(Web page and app entries)
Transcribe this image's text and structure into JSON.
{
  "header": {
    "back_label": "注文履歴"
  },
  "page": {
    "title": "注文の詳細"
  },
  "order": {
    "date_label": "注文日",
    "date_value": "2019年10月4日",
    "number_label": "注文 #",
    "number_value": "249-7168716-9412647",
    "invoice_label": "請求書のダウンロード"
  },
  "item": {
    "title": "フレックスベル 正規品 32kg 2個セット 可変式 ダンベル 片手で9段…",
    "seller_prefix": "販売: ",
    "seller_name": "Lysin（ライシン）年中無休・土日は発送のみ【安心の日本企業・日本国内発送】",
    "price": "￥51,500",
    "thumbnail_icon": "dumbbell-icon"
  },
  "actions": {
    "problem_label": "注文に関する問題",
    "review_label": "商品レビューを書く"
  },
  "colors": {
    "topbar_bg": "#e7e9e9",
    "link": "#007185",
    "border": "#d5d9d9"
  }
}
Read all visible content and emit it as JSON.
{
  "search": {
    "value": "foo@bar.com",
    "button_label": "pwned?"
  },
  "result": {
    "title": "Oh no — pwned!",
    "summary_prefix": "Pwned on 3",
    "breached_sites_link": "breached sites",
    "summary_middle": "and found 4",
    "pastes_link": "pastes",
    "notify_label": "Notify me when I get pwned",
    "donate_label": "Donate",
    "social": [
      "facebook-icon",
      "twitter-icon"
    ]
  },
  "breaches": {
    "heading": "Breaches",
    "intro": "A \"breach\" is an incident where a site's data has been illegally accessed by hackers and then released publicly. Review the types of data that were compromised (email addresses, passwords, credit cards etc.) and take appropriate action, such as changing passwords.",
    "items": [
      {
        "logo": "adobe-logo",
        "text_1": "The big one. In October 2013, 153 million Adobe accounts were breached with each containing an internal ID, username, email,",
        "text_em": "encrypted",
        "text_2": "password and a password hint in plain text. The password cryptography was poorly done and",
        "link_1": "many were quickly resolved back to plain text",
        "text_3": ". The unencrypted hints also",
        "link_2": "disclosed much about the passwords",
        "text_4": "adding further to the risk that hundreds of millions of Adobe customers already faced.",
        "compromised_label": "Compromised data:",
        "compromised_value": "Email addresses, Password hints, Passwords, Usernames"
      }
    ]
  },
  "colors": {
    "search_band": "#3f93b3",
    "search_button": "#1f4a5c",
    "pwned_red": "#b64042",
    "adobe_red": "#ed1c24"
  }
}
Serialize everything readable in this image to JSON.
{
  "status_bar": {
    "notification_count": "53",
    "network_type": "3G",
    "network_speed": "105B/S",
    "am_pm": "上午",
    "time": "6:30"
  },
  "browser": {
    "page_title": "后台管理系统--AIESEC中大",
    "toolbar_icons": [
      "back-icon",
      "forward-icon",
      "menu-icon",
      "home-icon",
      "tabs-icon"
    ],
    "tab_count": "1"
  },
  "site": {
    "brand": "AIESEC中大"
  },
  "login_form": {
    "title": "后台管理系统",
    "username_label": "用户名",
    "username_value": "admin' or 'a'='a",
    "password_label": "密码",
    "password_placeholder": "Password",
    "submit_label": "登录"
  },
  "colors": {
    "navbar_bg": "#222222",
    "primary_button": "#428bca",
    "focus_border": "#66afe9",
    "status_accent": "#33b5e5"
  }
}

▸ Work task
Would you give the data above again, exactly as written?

▸ Reply
Transcribe this image's text and structure into JSON.
{
  "header": {
    "back_label": "注文履歴"
  },
  "page": {
    "title": "注文の詳細"
  },
  "order": {
    "date_label": "注文日",
    "date_value": "2019年10月4日",
    "number_label": "注文 #",
    "number_value": "249-7168716-9412647",
    "invoice_label": "請求書のダウンロード"
  },
  "item": {
    "title": "フレックスベル 正規品 32kg 2個セット 可変式 ダンベル 片手で9段…",
    "seller_prefix": "販売: ",
    "seller_name": "Lysin（ライシン）年中無休・土日は発送のみ【安心の日本企業・日本国内発送】",
    "price": "￥51,500",
    "thumbnail_icon": "dumbbell-icon"
  },
  "actions": {
    "problem_label": "注文に関する問題",
    "review_label": "商品レビューを書く"
  },
  "colors": {
    "topbar_bg": "#e7e9e9",
    "link": "#007185",
    "border": "#d5d9d9"
  }
}
Read all visible content and emit it as JSON.
{
  "search": {
    "value": "foo@bar.com",
    "button_label": "pwned?"
  },
  "result": {
    "title": "Oh no — pwned!",
    "summary_prefix": "Pwned on 3",
    "breached_sites_link": "breached sites",
    "summary_middle": "and found 4",
    "pastes_link": "pastes",
    "notify_label": "Notify me when I get pwned",
    "donate_label": "Donate",
    "social": [
      "facebook-icon",
      "twitter-icon"
    ]
  },
  "breaches": {
    "heading": "Breaches",
    "intro": "A \"breach\" is an incident where a site's data has been illegally accessed by hackers and then released publicly. Review the types of data that were compromised (email addresses, passwords, credit cards etc.) and take appropriate action, such as changing passwords.",
    "items": [
      {
        "logo": "adobe-logo",
        "text_1": "The big one. In October 2013, 153 million Adobe accounts were breached with each containing an internal ID, username, email,",
        "text_em": "encrypted",
        "text_2": "password and a password hint in plain text. The password cryptography was poorly done and",
        "link_1": "many were quickly resolved back to plain text",
        "text_3": ". The unencrypted hints also",
        "link_2": "disclosed much about the passwords",
        "text_4": "adding further to the risk that hundreds of millions of Adobe customers already faced.",
        "compromised_label": "Compromised data:",
        "compromised_value": "Email addresses, Password hints, Passwords, Usernames"
      }
    ]
  },
  "colors": {
    "search_band": "#3f93b3",
    "search_button": "#1f4a5c",
    "pwned_red": "#b64042",
    "adobe_red": "#ed1c24"
  }
}
Serialize everything readable in this image to JSON.
{
  "status_bar": {
    "notification_count": "53",
    "network_type": "3G",
    "network_speed": "105B/S",
    "am_pm": "上午",
    "time": "6:30"
  },
  "browser": {
    "page_title": "后台管理系统--AIESEC中大",
    "toolbar_icons": [
      "back-icon",
      "forward-icon",
      "menu-icon",
      "home-icon",
      "tabs-icon"
    ],
    "tab_count": "1"
  },
  "site": {
    "brand": "AIESEC中大"
  },
  "login_form": {
    "title": "后台管理系统",
    "username_label": "用户名",
    "username_value": "admin' or 'a'='a",
    "password_label": "密码",
    "password_placeholder": "Password",
    "submit_label": "登录"
  },
  "colors": {
    "navbar_bg": "#222222",
    "primary_button": "#428bca",
    "focus_border": "#66afe9",
    "status_accent": "#33b5e5"
  }
}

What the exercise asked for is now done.